There is no one-size-fits-all solution and there are many ways you can incorporate sustainable objectives into your investment portfolio. It's also important to balance your values with your financial goals and risk profile.
In response to the rise in popularity and increasing demand for ESG investment solutions, we offer five different ESG portfolios. These portfolios focus on identifying companies with responsible and sustainable business practices. We believe that these businesses are positioned to deliver strong, consistent capital growth for investors.
To learn more about our approach to ESG investing, download our PDF guide that explains how we screen funds to decide if they are suitable investments for an ethical portfolio.
Get in touch
If you’d like to talk to us about ESG investing and how you can invest your money and do good for the world, please get in touch. Email firstname.lastname@example.org or call us on 0800 055 6585.
The value of an investment and the income from it may go down as well as up. The return at the end of the investment period is not guaranteed and you may get back less than you originally invested. The contents of this article are for information purposes only and do not constitute individual advice.

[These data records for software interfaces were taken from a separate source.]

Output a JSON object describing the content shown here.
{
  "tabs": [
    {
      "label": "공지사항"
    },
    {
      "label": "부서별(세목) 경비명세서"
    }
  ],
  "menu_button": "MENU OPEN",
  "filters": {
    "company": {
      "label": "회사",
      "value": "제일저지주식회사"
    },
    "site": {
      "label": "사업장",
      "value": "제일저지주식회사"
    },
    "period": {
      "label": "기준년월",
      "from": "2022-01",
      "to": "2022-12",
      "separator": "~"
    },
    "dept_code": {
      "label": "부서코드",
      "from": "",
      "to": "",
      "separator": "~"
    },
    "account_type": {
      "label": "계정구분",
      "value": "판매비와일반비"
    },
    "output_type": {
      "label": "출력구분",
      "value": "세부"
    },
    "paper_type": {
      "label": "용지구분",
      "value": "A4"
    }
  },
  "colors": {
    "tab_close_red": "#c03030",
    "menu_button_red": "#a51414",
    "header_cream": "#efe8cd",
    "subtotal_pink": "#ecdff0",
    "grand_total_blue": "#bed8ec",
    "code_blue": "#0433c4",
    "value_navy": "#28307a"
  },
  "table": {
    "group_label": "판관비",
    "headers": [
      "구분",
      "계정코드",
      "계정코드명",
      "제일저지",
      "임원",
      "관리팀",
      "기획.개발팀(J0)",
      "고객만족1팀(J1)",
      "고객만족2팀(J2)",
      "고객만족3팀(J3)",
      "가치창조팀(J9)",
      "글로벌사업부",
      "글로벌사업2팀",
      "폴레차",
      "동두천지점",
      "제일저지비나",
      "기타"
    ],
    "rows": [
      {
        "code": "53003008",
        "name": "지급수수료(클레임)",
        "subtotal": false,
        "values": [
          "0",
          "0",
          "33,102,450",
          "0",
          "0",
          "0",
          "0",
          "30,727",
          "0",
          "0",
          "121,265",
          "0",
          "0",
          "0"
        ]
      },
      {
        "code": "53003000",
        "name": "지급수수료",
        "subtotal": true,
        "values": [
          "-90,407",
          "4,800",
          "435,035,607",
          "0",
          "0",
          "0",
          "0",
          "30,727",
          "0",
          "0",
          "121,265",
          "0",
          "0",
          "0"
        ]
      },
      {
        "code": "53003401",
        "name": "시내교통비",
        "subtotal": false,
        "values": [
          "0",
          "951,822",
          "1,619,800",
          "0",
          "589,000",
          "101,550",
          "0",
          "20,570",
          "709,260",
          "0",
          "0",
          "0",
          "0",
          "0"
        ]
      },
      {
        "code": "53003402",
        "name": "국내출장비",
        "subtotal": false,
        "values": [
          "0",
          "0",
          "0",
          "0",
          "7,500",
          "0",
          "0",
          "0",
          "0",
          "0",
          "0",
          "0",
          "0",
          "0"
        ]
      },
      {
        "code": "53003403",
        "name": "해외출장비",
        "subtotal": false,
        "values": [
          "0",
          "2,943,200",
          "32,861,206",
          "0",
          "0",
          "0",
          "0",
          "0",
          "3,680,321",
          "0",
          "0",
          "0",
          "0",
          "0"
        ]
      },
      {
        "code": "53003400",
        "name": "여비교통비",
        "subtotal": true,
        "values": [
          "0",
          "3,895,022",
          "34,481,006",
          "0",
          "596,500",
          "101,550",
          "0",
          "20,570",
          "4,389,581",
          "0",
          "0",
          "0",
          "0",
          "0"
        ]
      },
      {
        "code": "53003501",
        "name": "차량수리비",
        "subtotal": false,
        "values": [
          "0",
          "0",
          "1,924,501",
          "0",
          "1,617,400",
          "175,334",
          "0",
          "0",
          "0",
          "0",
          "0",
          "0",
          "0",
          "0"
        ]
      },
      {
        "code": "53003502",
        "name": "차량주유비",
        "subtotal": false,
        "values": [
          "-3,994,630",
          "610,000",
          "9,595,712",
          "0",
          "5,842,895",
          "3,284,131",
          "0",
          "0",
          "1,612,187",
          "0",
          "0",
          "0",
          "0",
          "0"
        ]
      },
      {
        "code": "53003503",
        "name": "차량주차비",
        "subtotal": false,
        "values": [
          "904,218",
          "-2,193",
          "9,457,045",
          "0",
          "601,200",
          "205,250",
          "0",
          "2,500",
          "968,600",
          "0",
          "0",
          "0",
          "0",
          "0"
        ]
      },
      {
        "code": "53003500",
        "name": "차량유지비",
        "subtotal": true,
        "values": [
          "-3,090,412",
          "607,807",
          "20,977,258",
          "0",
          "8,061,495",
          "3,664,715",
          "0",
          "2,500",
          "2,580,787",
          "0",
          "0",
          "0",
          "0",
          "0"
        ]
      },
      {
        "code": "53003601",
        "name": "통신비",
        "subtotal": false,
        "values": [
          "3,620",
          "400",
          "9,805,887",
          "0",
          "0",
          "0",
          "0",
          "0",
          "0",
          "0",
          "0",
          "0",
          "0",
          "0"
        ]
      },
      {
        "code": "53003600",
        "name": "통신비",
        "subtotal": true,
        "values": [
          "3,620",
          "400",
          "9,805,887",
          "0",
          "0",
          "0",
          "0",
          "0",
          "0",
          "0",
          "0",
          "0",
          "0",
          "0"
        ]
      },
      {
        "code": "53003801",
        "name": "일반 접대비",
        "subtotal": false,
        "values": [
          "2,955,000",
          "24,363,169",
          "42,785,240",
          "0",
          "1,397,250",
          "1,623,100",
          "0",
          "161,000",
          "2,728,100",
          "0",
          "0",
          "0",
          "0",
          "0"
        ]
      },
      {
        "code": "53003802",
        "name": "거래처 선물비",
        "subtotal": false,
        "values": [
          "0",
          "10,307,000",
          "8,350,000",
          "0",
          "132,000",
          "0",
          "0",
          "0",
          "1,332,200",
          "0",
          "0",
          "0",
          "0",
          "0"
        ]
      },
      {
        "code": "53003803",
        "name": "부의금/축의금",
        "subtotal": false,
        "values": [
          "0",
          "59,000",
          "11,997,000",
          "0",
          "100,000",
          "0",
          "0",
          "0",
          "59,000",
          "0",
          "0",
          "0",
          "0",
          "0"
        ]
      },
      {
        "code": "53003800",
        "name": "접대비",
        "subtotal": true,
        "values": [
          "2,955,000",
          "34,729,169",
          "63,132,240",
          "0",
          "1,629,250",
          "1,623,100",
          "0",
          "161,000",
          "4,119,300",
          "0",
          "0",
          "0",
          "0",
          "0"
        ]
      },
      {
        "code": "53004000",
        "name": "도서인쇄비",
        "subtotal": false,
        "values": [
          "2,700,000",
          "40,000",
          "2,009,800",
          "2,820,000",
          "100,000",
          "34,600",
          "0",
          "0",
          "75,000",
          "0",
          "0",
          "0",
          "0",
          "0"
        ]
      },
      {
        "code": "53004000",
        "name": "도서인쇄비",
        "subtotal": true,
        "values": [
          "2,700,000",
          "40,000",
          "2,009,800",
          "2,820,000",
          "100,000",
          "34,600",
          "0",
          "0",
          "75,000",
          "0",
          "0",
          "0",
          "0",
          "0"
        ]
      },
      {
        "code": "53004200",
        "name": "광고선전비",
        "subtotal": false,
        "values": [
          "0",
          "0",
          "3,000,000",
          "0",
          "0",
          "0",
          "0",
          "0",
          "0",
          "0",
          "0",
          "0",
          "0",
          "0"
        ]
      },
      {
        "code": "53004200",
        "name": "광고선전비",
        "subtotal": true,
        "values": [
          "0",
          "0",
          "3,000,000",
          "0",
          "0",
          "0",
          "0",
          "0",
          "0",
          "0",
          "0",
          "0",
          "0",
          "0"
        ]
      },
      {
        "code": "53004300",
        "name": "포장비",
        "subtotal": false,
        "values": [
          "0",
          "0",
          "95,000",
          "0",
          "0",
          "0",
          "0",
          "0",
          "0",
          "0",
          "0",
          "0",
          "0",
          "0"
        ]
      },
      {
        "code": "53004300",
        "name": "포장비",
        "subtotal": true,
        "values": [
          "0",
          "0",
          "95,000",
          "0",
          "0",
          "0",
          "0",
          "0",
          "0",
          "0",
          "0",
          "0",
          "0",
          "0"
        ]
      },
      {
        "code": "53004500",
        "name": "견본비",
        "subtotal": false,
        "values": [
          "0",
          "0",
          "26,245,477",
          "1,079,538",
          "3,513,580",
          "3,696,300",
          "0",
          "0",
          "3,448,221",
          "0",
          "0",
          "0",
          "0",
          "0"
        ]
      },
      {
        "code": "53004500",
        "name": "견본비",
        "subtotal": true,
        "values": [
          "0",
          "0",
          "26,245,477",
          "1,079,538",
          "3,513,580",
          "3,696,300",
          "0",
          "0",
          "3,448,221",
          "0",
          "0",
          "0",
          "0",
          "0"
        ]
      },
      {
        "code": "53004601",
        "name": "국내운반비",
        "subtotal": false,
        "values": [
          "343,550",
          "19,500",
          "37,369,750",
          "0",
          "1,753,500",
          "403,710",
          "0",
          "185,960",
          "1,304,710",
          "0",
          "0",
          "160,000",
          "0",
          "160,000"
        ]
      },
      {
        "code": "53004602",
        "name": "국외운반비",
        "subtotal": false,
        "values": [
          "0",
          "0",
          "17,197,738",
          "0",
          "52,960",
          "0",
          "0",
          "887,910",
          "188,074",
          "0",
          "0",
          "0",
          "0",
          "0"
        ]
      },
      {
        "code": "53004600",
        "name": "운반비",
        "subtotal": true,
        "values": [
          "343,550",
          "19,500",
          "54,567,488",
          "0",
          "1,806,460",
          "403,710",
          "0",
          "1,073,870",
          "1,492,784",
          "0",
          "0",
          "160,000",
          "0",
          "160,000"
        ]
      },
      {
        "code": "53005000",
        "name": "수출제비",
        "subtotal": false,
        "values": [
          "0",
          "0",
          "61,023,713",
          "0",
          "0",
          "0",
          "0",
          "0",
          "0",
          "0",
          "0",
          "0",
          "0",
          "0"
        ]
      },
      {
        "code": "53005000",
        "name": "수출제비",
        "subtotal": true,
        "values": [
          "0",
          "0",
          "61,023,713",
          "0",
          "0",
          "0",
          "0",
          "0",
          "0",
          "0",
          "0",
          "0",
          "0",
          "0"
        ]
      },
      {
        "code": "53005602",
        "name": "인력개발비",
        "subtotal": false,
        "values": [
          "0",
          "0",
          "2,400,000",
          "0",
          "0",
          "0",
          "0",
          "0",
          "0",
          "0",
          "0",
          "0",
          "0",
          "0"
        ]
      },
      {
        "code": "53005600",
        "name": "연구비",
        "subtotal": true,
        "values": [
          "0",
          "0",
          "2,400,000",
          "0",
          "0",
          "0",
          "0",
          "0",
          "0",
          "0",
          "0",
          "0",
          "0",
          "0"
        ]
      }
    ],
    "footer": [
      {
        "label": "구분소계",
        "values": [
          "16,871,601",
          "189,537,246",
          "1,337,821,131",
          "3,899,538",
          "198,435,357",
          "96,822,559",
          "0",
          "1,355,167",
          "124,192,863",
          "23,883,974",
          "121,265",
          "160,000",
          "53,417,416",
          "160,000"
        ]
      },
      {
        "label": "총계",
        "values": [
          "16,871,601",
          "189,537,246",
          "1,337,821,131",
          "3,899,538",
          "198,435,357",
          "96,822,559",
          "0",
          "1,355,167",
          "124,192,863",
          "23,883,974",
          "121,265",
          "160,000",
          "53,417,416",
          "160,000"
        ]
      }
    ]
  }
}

The information contained in this article is based on the opinion of LEBC Group Ltd and does not constitute financial advice or a recommendation to any Investment strategy, you should seek independent financial advice before embarking on any course of action.Back to News & Views